Dataset entries:
● ● ● ● ● ● ●

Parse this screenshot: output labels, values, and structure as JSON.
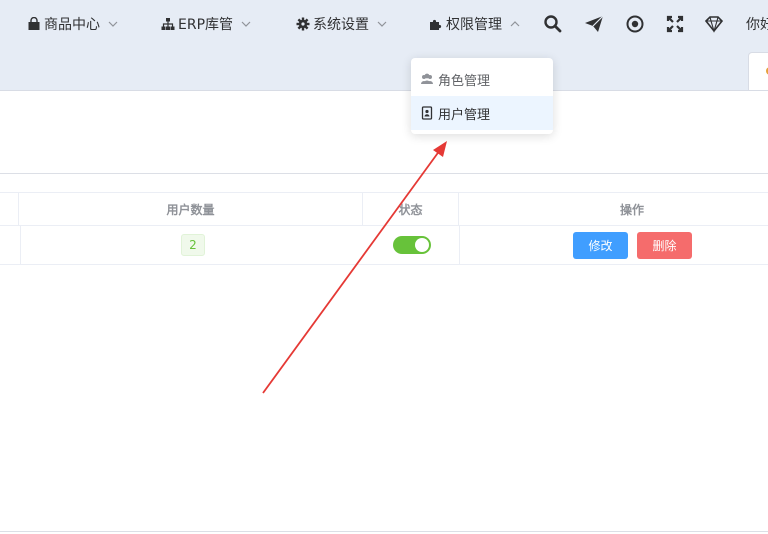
{
  "nav": {
    "items": [
      {
        "label": "商品中心",
        "icon": "shopping-bag-icon"
      },
      {
        "label": "ERP库管",
        "icon": "sitemap-icon"
      },
      {
        "label": "系统设置",
        "icon": "gear-icon"
      },
      {
        "label": "权限管理",
        "icon": "puzzle-icon"
      }
    ],
    "tools": [
      "search-icon",
      "send-icon",
      "record-icon",
      "fullscreen-icon",
      "diamond-icon"
    ],
    "greeting": "你好"
  },
  "dropdown": {
    "items": [
      {
        "label": "角色管理",
        "icon": "users-icon"
      },
      {
        "label": "用户管理",
        "icon": "address-card-icon"
      }
    ]
  },
  "table": {
    "headers": {
      "user_count": "用户数量",
      "status": "状态",
      "actions": "操作"
    },
    "row": {
      "user_count": "2",
      "status_on": true,
      "edit_label": "修改",
      "delete_label": "删除"
    }
  },
  "colors": {
    "header_bg": "#e6ecf5",
    "primary": "#409eff",
    "danger": "#f56c6c",
    "success": "#67c23a",
    "annotation_arrow": "#e53935"
  }
}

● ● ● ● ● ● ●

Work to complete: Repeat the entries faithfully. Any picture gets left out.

Response:
Parse this screenshot: output labels, values, and structure as JSON.
{
  "nav": {
    "items": [
      {
        "label": "商品中心",
        "icon": "shopping-bag-icon"
      },
      {
        "label": "ERP库管",
        "icon": "sitemap-icon"
      },
      {
        "label": "系统设置",
        "icon": "gear-icon"
      },
      {
        "label": "权限管理",
        "icon": "puzzle-icon"
      }
    ],
    "tools": [
      "search-icon",
      "send-icon",
      "record-icon",
      "fullscreen-icon",
      "diamond-icon"
    ],
    "greeting": "你好"
  },
  "dropdown": {
    "items": [
      {
        "label": "角色管理",
        "icon": "users-icon"
      },
      {
        "label": "用户管理",
        "icon": "address-card-icon"
      }
    ]
  },
  "table": {
    "headers": {
      "user_count": "用户数量",
      "status": "状态",
      "actions": "操作"
    },
    "row": {
      "user_count": "2",
      "status_on": true,
      "edit_label": "修改",
      "delete_label": "删除"
    }
  },
  "colors": {
    "header_bg": "#e6ecf5",
    "primary": "#409eff",
    "danger": "#f56c6c",
    "success": "#67c23a",
    "annotation_arrow": "#e53935"
  }
}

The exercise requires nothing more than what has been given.